As I have been working on a few projects involving law firms and legal education in the pandemic, I have come across a number of fun business law items involving mergers and acquisitions. The news reports I have noted cover regulatory changes, case law, and planning/drafting. Both small and large transactions are receiving attention. I shared these with Business Law Section colleagues in the Tennessee Bar Association about a week ago. I got some positive response. So, I am sharing them here, too. Feel free to post what you are seeing in this regard in the comments.
In the small business arena, a recent American Bar Association (ABA) Business Law Today article focuses in on clawback provisions in equity sale agreements. These provisions, the article avers, “enable the former owner to participate in the consideration received in a subsequent sale of the business by the remaining owner or owners.” The article lists a number of key things to consider in drafting these kinds of provisions.
Another ABA Business Law Today piece notes the trend toward glorifying deal price in valuation determinations, as evidenced in recent Delaware court opinions on appraisal rights. The article cites to three leading cases, two in 2017 and one in 2019, that address fair value determinations under Delaware law. As to the most recent case, Verition Partners Master Fund Ltd. v. Aruba Networks, Inc., No. 368, 2018 (Apr. 16, 2019) (per curiam), the article importantly notes that “the Delaware Supreme Court sides with the Chancery Court’s position—and reinforces recent Delaware jurisprudence—by holding that the deal price should act as a ceiling for a valuation, a result that will likely reinforce the trend in place since 2016 toward decreasing numbers of appraisal petitions.”
Another noteworthy M&A news item is the recent release by the Federal Trade Commission (FTC) and Department of Justice (DoJ) of final Vertical Merger Guidelines. As multiple sources report (see, e.g., here and here), formal guidelines for non-horizontal mergers were last issued in 1984. The most recent articulation of the FTC and DoJ Horizontal Merger Guidelines occurred in 2010.

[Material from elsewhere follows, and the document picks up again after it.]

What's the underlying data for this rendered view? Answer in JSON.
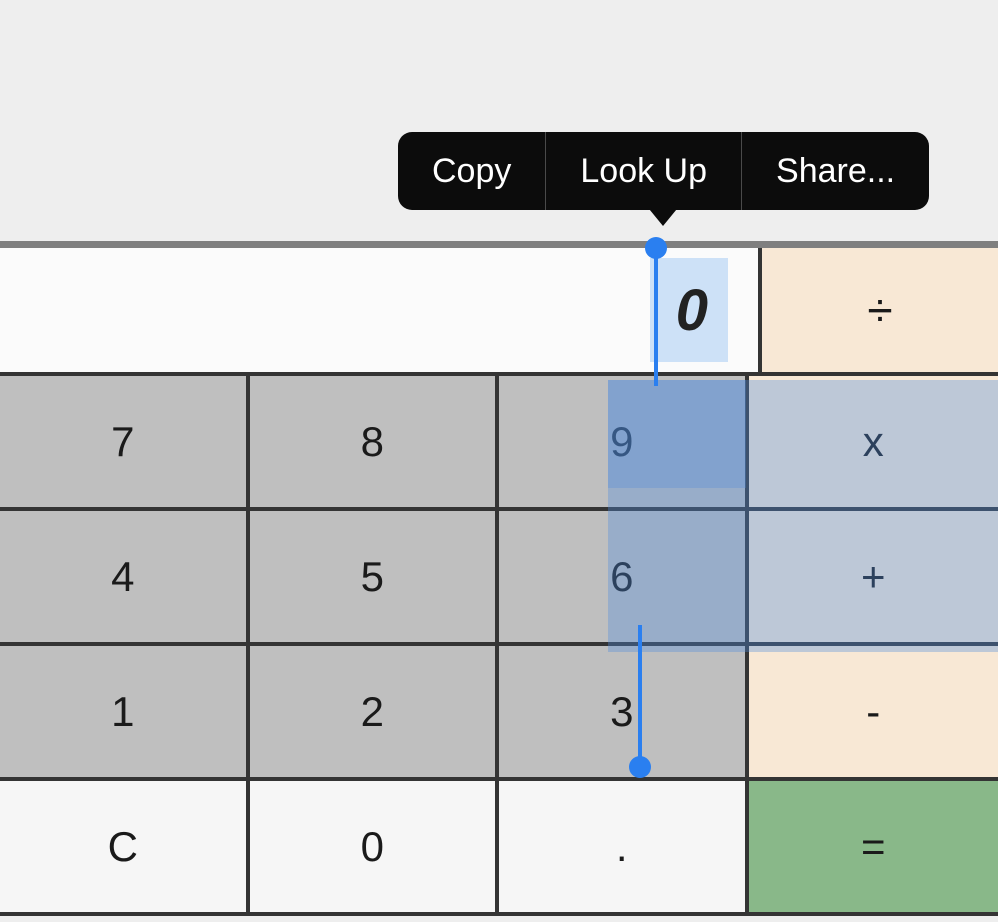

Finally, an article in the National Law Review reminds us that it may be a good time to review client charters and bylaws to ensure that anti-takeover protections are up-to-date and adequate. A helpful list of possible anti-takeover devices is included in the article. The article also covers general corporate governance upgrades that may be warranted at this time. Specifically, the article recommends “that boards evaluate potential revisions to their bylaws to allow for greater flexibility and clarity relating to shareholder meetings and board actions.” Suggestions for shareholder meeting enhancements include ideas relating to virtual meetings and meeting procedures. Advice on board action provisions relates to remote meetings and emergency bylaws.
Why should we care about these developments, observations, and recommendations? Changes in the economy and in specific client circumstances relating to the COVID-19 pandemic may make M&A a more significant part of corporate governance and transactional activity for the next year or two. As a result, it will be important for business lawyers to remain up-to-date on current M&A activity as well as related regulatory pronouncements and practice points. As academics, we, too, may be engaged in related activities for the same reason. Food for thought . . . .